My 14 year old son has learned some computer programming over the past two years, and written programs in Basic.Â Now that he is starting high school it makes sense for him to learn a higher level programming language and improve his skills.Â So when I had the chance to review a programming course from Homeschool Programming as part of the Schoolhouse Review Crew I figured it was great timing for him.
Homeschool Programming has computer courses for children from 4th grade and up.Â There are two high school level courses, one for learning programming in C# and one for learning programming in Java.Â After some research I decided that either language would be good, and I ended up receiving the TeenCoder Java Series for my son.
This course has two parts, each of which is about one semester long.Â The first semester focuses on learning to program in the Java language.Â The second semester takes that Java knowledge and applies it to creating programs for Android devices.
The course is very well organized.Â It comes as a downloadable program with extensive files.Â There is a student programing guide for each semester, each of which is close to 300 pages long.Â This includes all the readings and lessons.Â Then there are separate activity guides for each lesson, which explain the activities and programs to create.Â There are also instructional videos, which are helpful for going through the lessons.Â The videos are available online, or as a DVD.Â I also received a copy of the DVD for the Android Programming.
The program also includes an entire solutions guide, has solutions for all the programs and even tests.Â All in all there is a lot of material, and it covers the language well.
My son has been able to manage his previous computer programming courses more or less by himself.Â This one is definitely a step up, and he wasnâ€™t really able to take it over and work independently.Â There is just so much material to learn, and it is detailed.
The videos are optional, and we tried to do the first few lessons without watching the videos.Â But I found that my sonâ€™s comprehension was much higher when we started watching them, so Iâ€™d definitely recommend using them.Â Each chapter is divided up into 3 or 4 lessons, and we found that doing one lesson a day was the right pace.
The lessons start off slowly, with information about things like the history of Java and programming ethics, and then get into the details of Java syntax and writing programs.Â The early programs are just simple things like defining variables, printing things out and using strings, and were more about understanding and becoming comfortable using the Java Development Kit and Eclipse Integrated Development Environment and learning basic syntax.Â The programs get much more â€œfunâ€ around Chapter 6, which has the student create a â€œSilly Storyâ€ kind of like MadLibs.
We didnâ€™t get to the second semester Android Programming during the review period, but I went through some of the lessons on my own.Â I think my son is going to love this part!Â Once you have done the hard work of learning how to program in Java the Android programming is like a reward.Â The idea of designing apps really appeals to him, and is one of the reasons I decided he should learn Java first.Â The curriculum includes designing games like Whack-A-Mole, incorporating geo-coding and creating app widgets.Â You run the programs in an Android emulator, so you donâ€™t have to have a device of your own to learn to program.

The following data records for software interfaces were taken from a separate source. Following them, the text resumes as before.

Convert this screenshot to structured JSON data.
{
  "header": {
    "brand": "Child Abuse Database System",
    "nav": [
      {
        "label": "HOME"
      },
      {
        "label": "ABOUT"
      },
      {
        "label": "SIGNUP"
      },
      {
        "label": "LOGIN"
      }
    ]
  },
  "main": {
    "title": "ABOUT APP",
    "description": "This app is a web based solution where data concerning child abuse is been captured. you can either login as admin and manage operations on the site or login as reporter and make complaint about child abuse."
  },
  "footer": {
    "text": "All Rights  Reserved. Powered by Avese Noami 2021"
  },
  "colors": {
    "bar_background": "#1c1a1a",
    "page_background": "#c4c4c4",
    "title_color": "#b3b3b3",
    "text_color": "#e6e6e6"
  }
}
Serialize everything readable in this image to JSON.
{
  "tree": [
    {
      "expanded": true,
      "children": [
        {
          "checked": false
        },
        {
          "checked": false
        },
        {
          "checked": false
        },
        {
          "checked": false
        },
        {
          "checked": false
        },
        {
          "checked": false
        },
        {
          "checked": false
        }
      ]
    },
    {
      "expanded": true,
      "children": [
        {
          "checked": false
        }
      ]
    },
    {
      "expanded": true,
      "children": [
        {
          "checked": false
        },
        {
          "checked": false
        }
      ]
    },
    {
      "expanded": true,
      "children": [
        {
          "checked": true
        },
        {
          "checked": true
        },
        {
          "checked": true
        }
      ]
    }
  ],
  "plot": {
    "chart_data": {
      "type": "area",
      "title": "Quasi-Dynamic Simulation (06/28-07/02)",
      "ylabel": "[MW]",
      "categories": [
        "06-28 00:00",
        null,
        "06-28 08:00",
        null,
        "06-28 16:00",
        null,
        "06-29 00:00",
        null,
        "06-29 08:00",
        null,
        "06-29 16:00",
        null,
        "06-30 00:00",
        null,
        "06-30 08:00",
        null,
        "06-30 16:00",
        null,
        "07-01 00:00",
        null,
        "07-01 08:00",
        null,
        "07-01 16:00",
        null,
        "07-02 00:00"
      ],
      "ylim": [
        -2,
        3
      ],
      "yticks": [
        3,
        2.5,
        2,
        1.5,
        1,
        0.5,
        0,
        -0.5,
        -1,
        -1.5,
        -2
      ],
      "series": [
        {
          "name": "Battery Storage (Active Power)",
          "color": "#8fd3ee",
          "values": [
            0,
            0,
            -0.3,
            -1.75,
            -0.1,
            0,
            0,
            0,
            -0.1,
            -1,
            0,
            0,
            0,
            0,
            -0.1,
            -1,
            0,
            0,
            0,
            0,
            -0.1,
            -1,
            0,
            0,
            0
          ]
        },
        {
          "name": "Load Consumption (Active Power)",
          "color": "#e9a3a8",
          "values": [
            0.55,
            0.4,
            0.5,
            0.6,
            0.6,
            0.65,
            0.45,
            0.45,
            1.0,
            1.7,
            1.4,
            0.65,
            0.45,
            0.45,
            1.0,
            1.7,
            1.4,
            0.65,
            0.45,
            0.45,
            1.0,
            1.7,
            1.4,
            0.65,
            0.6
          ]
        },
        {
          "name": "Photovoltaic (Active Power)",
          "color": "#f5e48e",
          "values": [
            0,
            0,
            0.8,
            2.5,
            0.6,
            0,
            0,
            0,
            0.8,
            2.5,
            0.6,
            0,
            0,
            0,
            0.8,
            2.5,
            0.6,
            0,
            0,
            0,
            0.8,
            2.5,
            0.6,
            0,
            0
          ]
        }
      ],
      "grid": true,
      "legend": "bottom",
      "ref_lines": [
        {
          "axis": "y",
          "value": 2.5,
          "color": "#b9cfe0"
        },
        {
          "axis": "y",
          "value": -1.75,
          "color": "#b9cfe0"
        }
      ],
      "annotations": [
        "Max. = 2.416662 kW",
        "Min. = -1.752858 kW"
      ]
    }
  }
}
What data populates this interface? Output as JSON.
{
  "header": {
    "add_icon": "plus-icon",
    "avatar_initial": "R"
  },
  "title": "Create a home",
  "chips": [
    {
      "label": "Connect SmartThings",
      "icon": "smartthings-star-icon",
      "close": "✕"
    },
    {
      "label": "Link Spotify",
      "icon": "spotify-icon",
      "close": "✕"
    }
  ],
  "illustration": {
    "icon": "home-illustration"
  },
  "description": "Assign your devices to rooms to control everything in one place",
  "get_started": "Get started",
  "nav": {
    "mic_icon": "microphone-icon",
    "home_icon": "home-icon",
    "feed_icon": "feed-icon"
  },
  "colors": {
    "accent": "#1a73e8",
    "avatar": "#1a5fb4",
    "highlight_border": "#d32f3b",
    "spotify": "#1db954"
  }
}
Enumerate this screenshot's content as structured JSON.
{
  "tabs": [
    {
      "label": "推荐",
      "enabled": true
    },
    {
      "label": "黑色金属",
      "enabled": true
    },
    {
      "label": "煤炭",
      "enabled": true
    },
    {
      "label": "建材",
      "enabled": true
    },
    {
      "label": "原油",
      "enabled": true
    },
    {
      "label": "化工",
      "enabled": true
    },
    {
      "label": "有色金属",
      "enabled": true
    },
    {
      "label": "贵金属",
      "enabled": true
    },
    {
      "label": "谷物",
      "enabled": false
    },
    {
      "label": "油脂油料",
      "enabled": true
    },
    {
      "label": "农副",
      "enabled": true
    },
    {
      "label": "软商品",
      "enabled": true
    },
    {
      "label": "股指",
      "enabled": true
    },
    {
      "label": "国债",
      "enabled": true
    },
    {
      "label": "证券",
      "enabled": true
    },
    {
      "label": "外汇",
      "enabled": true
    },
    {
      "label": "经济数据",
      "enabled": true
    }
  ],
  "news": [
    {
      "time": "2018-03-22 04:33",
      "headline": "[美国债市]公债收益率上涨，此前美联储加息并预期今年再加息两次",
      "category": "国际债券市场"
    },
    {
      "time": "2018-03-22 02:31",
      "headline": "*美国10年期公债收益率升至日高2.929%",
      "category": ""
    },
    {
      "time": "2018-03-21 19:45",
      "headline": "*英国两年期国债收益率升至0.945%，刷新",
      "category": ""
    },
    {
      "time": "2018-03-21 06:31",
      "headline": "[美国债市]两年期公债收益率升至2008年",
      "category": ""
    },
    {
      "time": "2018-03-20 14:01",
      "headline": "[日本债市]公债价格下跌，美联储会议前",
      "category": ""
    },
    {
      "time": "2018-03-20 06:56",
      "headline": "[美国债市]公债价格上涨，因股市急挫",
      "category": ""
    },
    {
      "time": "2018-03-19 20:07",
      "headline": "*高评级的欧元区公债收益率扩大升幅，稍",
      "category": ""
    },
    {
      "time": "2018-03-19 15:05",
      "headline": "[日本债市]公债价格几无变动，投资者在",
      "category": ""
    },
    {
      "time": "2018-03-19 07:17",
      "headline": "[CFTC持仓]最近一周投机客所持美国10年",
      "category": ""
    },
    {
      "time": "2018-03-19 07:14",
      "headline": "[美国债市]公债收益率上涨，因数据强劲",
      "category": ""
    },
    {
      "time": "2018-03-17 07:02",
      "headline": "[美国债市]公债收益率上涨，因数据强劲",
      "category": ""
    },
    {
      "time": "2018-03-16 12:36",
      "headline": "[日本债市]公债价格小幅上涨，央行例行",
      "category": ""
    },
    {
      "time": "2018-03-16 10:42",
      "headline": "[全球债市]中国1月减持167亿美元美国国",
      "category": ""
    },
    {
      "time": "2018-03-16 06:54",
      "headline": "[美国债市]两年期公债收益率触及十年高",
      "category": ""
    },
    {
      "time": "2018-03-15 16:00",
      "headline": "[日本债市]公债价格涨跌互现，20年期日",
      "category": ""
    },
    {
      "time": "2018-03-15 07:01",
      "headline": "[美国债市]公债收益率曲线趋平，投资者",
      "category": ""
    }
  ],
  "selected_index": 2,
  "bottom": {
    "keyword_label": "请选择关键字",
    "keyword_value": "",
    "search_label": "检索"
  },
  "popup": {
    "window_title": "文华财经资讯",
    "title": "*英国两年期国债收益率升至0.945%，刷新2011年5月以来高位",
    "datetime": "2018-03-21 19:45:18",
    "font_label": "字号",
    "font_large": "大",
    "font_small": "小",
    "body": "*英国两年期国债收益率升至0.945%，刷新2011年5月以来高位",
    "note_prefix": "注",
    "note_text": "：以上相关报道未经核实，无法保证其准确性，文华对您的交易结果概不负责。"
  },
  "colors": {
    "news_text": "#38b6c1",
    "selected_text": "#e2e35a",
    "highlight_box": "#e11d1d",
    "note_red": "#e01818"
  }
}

Overall both my son and I are very pleased with this program.Â It is comprehensive, and covers the material in depth.Â I feel that it is definitely worth high school credit, and after completing the entire thing I think my son will be proficient in Java.Â I also think it is going to take all of next year for him to complete it! The programs that the child writes are somewhat open ended and require the student to really think about the problem, not just copy from the text. Of course that makes it more challenging, but it means much more learning occurs. The curriculum is designed for grades 9-12, so my son is at the lower end of the suggested age range.Â I think age range is about right, since my son is capable of doing the work. But a 16 or 17 year old would probably find it less time consuming than my son did.
The TeenCoder Java Year Pack which I reviewed retails for $155.Â You can also buy it without the videos for $130, and each of the two semesters is available separately if you are only interested in using one.Â All of the software and development environments for running Java are free and open source, so there really are no other costs for this course.
Click to read more reviews from the Schoolhouse Review Crew, including reviews of their C# programming course for high schoolers and their KidCoder series for younger children.